The ALPA Log
Behind the Scences

Printing Cities and Other Things


With her work „New Artificiality“, Swiss photographer Catherine Leutenegger approaches to modern additive manufacturing in China. In a much smaller scale, the technology is also being used by ALPA.

March 27, 2017
Printing Cities and Other Things
A View Behind the Scences

Large scale printers can build an entire row of buildings within one day. With her work "New Artificiality, "Swiss photographer Catherine Leutenegger approaches modern additive manufacturing in China. On a much smaller scale, the technology is also being used by ALPA.

From its initial primary use in prototyping, 3D printing has become a rapidly growing medium with a wide range of applications in the last decade. With its increasing democratization and its ever-growing possibilities, Catherine Leutenegger explores the current limits and future developments related to additive manufacturing in the process of revolutionizing numerous business sectors.

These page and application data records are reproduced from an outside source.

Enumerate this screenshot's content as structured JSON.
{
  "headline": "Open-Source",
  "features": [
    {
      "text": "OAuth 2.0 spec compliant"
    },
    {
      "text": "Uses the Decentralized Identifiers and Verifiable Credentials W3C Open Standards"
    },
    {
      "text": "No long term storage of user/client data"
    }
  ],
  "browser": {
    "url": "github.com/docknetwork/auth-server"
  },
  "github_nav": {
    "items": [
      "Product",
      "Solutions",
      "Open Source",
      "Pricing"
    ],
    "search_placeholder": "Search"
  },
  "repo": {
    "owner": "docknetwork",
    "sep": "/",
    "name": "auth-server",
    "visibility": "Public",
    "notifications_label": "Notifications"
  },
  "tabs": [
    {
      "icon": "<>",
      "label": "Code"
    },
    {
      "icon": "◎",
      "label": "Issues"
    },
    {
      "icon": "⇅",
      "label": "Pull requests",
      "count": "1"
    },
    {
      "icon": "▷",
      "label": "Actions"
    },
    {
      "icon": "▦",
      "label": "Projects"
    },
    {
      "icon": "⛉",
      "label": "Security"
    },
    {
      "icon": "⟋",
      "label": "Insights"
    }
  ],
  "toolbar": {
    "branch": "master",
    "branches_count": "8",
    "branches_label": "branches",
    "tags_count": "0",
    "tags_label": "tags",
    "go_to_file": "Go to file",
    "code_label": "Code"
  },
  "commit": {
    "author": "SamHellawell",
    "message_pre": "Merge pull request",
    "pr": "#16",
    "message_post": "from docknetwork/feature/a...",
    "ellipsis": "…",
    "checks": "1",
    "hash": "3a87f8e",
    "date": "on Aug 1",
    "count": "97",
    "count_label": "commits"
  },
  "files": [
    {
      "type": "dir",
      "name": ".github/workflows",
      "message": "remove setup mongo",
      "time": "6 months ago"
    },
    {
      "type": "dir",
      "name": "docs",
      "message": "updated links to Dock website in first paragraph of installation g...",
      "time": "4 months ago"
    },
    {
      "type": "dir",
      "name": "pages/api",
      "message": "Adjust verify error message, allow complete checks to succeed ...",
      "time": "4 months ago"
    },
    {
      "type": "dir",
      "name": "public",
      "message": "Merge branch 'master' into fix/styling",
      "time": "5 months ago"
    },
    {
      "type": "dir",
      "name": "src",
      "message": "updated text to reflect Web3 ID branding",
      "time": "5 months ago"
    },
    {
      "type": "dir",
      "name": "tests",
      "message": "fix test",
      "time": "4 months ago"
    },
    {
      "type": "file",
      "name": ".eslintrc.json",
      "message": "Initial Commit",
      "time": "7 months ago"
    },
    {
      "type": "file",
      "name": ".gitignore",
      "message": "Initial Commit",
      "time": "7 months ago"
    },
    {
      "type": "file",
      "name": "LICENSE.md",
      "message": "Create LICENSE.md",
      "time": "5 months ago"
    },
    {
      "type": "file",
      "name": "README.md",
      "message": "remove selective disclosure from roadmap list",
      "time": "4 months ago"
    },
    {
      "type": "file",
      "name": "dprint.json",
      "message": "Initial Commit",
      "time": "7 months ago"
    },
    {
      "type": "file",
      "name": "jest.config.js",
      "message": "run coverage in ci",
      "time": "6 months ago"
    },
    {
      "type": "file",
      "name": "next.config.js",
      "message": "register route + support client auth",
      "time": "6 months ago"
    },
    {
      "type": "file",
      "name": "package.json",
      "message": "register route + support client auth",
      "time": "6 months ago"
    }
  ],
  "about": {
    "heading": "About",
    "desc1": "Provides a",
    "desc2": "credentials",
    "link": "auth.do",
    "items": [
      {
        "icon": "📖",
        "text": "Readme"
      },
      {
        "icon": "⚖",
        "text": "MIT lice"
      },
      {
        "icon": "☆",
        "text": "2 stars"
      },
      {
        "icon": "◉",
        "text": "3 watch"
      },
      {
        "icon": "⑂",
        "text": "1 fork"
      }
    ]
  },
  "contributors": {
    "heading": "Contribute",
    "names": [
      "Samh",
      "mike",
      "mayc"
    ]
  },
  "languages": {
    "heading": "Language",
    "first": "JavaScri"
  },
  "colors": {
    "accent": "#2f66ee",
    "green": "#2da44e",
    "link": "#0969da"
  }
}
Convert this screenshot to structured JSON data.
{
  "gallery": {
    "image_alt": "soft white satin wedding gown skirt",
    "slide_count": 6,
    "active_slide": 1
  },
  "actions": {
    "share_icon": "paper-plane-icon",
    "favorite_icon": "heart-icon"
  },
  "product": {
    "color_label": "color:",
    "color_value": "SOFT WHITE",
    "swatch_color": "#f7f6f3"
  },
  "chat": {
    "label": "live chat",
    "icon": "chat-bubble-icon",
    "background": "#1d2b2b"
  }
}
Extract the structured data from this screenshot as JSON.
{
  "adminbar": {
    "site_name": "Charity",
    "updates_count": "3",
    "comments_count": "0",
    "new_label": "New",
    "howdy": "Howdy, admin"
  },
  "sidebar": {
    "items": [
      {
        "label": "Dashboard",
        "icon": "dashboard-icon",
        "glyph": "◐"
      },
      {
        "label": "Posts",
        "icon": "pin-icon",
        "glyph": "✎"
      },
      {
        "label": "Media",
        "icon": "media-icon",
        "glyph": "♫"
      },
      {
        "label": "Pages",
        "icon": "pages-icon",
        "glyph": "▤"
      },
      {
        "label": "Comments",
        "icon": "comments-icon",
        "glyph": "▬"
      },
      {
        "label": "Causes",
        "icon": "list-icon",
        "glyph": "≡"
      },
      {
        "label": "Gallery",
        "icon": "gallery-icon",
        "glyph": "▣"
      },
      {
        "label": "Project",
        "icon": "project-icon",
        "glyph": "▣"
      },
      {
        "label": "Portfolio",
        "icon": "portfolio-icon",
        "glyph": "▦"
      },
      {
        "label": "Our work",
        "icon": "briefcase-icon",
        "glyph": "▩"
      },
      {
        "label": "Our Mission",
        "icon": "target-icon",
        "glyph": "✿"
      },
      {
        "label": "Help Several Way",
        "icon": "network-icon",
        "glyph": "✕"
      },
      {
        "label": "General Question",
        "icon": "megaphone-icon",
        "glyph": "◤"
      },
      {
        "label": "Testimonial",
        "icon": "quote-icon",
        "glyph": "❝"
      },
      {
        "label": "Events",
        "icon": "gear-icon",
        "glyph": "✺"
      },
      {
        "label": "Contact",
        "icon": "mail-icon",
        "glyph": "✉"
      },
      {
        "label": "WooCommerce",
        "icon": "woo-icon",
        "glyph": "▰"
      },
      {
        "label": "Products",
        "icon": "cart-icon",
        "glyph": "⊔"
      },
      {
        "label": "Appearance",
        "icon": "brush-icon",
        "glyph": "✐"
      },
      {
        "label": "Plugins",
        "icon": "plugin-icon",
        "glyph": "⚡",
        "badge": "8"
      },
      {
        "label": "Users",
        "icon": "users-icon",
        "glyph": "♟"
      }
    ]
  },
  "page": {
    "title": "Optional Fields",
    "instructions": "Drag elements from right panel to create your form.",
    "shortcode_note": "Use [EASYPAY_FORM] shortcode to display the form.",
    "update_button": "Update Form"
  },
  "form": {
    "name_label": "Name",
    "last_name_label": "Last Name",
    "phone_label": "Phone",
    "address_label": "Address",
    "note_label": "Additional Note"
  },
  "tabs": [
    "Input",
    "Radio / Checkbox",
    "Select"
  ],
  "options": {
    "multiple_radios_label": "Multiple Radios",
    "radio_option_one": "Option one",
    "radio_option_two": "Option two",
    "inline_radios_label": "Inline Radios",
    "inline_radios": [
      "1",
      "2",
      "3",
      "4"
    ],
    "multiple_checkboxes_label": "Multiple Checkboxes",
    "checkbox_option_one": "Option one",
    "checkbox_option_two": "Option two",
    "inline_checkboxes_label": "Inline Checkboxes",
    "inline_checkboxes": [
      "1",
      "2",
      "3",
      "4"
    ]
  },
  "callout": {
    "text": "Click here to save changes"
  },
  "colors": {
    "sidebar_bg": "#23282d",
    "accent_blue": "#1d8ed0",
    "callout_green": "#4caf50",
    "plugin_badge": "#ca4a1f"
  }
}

For her ongoing work titled "New Artificiality," she visited the headquarters of a Chinese construction company named WinSun (also called Yingchuang) based in Suzhou in the northwest of Shanghai. The firm built one of the world's largest 3D printers and gained massive attention by producing ten houses in 24 hours at the cost of approximately $5,000 each. As proof of their abilities, the company also printed a five-story building and a 3'600 square meter mansion in the Suzhou Industrial Park.

"WinSun uses a basketball court-sized printer to layer ground-up construction materials, mostly recycled waste, around quick-drying cement, bonded together to make walls which are reinforced with steel and stuffed with insulation, "Catherine Leutenegger writes. "The striated structure of the walls creates an unusual texture and confers a feeling of unheimlich. These irregular layers remind the static noise of a screen producing disturbing and hypnotic visual stimuli. A virtual glitch materialized in the tangible space. "

Printed Structure from Concrete.

Catherine Leutenegger using an ALPA 12 MAX documenting printed houses.

Image Source
Catherine Leutenegger

ALPA and 3D printing

„New Artificiality“ sheds new light on large scale 3D printing. In a different way, ALPA does apply the technology of additive manufacturing as well. To us, printing things makes sense when there is a need for a small amount of high precision products. Classic plastic manufacturing is based on injection molds, which makes manufacturing of smaller amounts of numbers expensive. 3D printers are able to produce a single product without a form,
while being highly precise.

These arguments are the reason ALPA decided do use additive manufacturing for different products such as lens shades. Being laser sintered in Switzerland, they are durable and exactly match with the picture angle of the particular objective. Printers also produce parts like protection covers, handgrips and viewfinder adapters. As ALPA keeps a close eye on the development of additive manufacturing, other printed products will follow.